Who should be allowed to cut deadwood in Sartell parks?
That question was the topic of a long discussion at the May 26 city-council meeting, part of the issue of “Park Boundaries” suggested by Sartell City Administrator Mary Degiovanni. City staff, she said, needs direction from the council about the question of wood-cutting. Should just residents adjacent to parks be allowed to cut wood? Should anybody who applies to cut park trees be granted a permit? What about liability concerns of the city should someone get injured?
The city, Degiovanni said, has become aware of encroachment issues where parks are adjacent to private property. The city, she added, is going to begin more stringent enforcement of park boundaries. That enforcement, she said, will also involve a probable permitting policy for volunteers cutting wood in parks.
Degiovanni invited two residents to the council so they could explain their wood-cutting for years in city parks. The two are Bob Pogatshnik, a former Sartell mayor and DeZurik employee; and Dennis Molitor, a former firefighter, former Verso paper-mill employee and long-time city volunteer.
In 1972, Pogatshnik, who was raised in Sartell, bought 21 acres of land on the east side of Northside Park. For years he chainsaw-cut deadwood from Northside Park – mainly busted limbs caused by storm damage. Later, he sold some of his land, and Dennis Molitor purchased some of it for his home. Shortly after the year 2002, the city began a permit process for people wanting to cut wood in city parks. Only five or six permits were issued because that is all the applicants there were. Pogatshnik showed the council his original permit from years ago, Permit Number 3.
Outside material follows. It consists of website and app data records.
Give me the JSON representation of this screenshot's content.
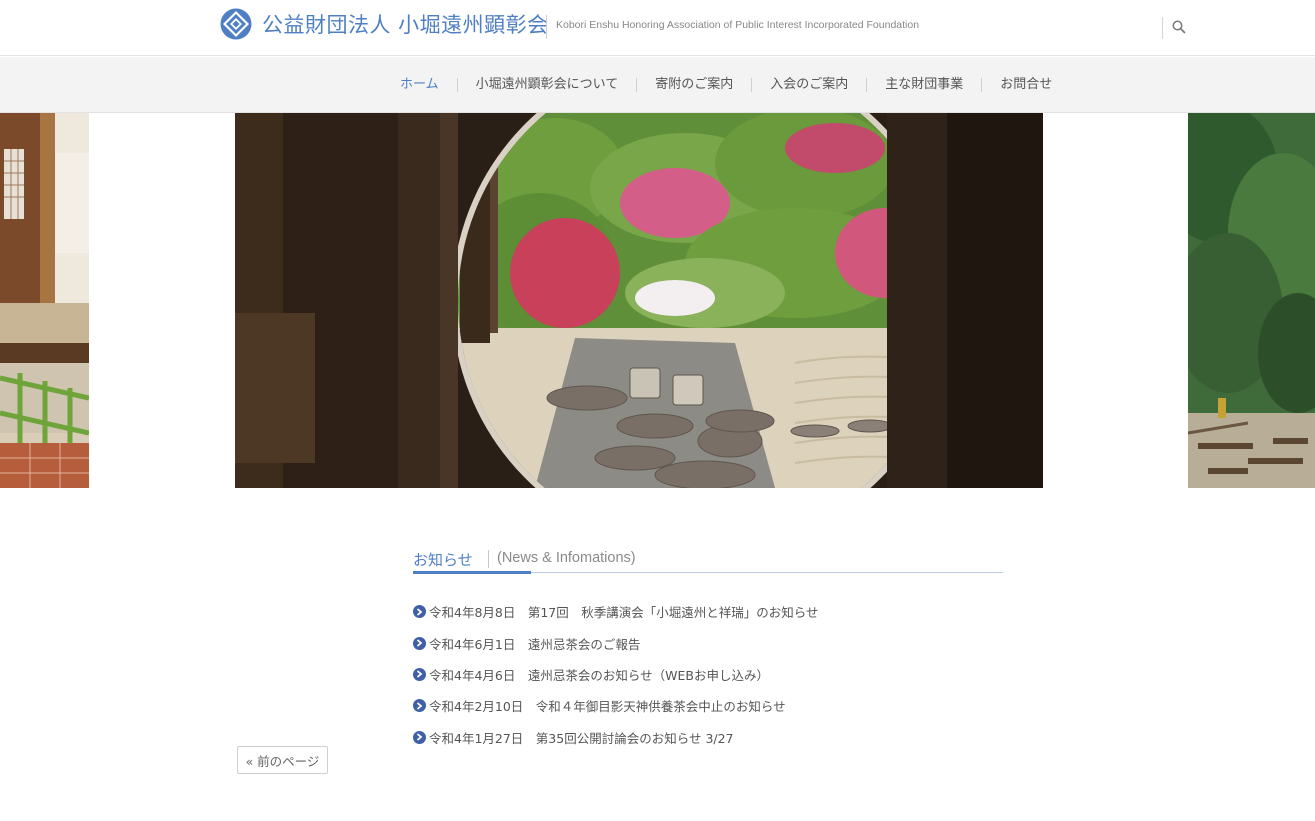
{
  "header": {
    "title": "公益財団法人 小堀遠州顕彰会",
    "subtitle": "Kobori Enshu Honoring Association of Public Interest Incorporated Foundation",
    "search_icon": "search-icon",
    "logo_icon": "diamond-crest-icon"
  },
  "nav": {
    "items": [
      {
        "label": "ホーム",
        "active": true
      },
      {
        "label": "小堀遠州顕彰会について",
        "active": false
      },
      {
        "label": "寄附のご案内",
        "active": false
      },
      {
        "label": "入会のご案内",
        "active": false
      },
      {
        "label": "主な財団事業",
        "active": false
      },
      {
        "label": "お問合せ",
        "active": false
      }
    ]
  },
  "news": {
    "title": "お知らせ",
    "subtitle": "(News & Infomations)",
    "items": [
      {
        "text": "令和4年8月8日　第17回　秋季講演会「小堀遠州と祥瑞」のお知らせ"
      },
      {
        "text": "令和4年6月1日　遠州忌茶会のご報告"
      },
      {
        "text": "令和4年4月6日　遠州忌茶会のお知らせ（WEBお申し込み）"
      },
      {
        "text": "令和4年2月10日　令和４年御目影天神供養茶会中止のお知らせ"
      },
      {
        "text": "令和4年1月27日　第35回公開討論会のお知らせ 3/27"
      }
    ]
  },
  "pager": {
    "prev_label": "« 前のページ"
  },
  "colors": {
    "accent": "#4f7fc4",
    "bullet": "#3f5fa8",
    "nav_bg": "#f3f3f3"
  }
}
Pogatshnik said he did not cut huge amounts of wood in the park, just deadwood, and he would accumulate one or two cords of wood at a time. Molitor said he cuts wood in the park not for his own use but for aesthetic and safety reasons. Part of Northside Park is used for disc-golf. Limbs on damaged trees and other tree debris could pose dangers for people golfing or walking through the park, Molitor noted. He also said he likes to keep the woods on that side clear of debris because it looks more aesthetically pleasing, being next to his yard. Molitor gives the wood away.
Pogatshnik said as far as the city’s liability concerns, he talked to his insurance agent who said he could provide him with a paper to give to the city that would absolve it from any liability issues should they ever arise.
Council member Steve Hennes agreed the city would have more liability concerns if tree debris or dangerous limbs were not removed.
Pogatshnik and Molitor both said wood-cutting is hard work and thus the city should not worry about lots of people rushing to apply to do it.
Several council members said people inexperienced with a chainsaw should likely not be permitted to cut wood. Other council members suggested the city park department should work with applicants to coordinate volunteer wood-cutting jobs and to be sure it is done safely. A wood-cutting club, similar to the volunteer gardening club in the city, could be started.
The council authorized the city administrator to further explore those options, with advice from insurance agents.
During the wood-chopping discussion, council member Steve Hennes asked Pogatshnik and Molitor if they had noticed a lot of tree-bark damage caused by discs being thrown during disc-golf activity in Northside Park. Such damage is extensive at St. Cloud’s Riverside Park, Hennes noted.
Pogatshnik was quick to answer “yes,” adding that vandalism to smaller trees in the park is a definite problem. As a frequent walker in that park, Pogatshnik said he has seen smaller trees that have been purposely broken to pieces, far more damage than scars from golf discs, he added. The trees vandalized include maples, birches, ash and small oaks.
Molitor said there will come a day when those young trees will have to be protected against vandalism. Hennes agreed, saying disc-golf should probably not be permitted in heavily wooded areas.